• Task goal
Run through the records and show each line that includes the string "không".

• The data
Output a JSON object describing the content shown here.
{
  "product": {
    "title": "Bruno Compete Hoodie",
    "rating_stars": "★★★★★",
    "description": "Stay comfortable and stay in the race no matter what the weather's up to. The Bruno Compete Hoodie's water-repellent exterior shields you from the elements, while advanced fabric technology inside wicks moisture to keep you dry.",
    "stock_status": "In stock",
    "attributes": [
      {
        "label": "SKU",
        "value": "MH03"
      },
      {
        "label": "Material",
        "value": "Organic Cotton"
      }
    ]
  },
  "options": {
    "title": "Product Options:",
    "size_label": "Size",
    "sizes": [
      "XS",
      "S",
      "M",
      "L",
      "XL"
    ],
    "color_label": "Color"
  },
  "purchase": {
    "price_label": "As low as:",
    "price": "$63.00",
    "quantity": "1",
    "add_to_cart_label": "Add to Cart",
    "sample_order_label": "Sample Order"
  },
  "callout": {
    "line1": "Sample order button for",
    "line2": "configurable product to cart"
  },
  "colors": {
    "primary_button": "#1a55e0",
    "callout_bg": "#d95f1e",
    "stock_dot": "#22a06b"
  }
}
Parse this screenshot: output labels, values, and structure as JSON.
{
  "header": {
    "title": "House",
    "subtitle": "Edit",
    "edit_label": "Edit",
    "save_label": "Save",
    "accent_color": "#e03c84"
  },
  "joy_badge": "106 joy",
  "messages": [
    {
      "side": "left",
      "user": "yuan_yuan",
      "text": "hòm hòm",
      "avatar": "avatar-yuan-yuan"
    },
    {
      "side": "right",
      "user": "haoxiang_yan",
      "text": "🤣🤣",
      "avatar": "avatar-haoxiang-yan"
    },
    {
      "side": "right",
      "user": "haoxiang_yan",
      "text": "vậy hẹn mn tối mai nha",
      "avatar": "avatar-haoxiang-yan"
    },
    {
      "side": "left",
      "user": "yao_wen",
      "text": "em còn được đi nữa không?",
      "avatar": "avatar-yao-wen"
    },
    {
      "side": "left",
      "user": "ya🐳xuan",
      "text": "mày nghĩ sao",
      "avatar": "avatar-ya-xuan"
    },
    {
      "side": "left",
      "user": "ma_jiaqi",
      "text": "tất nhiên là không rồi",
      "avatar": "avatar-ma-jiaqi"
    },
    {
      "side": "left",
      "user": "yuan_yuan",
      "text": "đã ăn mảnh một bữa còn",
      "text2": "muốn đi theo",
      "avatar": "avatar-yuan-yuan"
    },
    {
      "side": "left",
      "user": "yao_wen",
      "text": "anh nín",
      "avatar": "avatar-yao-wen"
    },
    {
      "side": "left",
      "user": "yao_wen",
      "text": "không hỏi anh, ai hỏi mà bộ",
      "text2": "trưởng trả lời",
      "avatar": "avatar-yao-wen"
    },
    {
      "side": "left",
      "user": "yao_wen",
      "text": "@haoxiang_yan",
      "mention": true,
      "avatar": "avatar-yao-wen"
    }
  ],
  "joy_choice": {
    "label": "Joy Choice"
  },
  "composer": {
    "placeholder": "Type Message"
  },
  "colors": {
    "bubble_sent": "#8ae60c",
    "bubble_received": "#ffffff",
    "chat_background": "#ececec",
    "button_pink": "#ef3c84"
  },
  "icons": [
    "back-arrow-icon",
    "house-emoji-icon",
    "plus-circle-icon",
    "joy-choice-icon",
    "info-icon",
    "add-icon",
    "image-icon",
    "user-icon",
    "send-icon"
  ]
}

• Exercise answer
      "text": "em còn được đi nữa không?",
      "text": "tất nhiên là không rồi",
      "text": "không hỏi anh, ai hỏi mà bộ",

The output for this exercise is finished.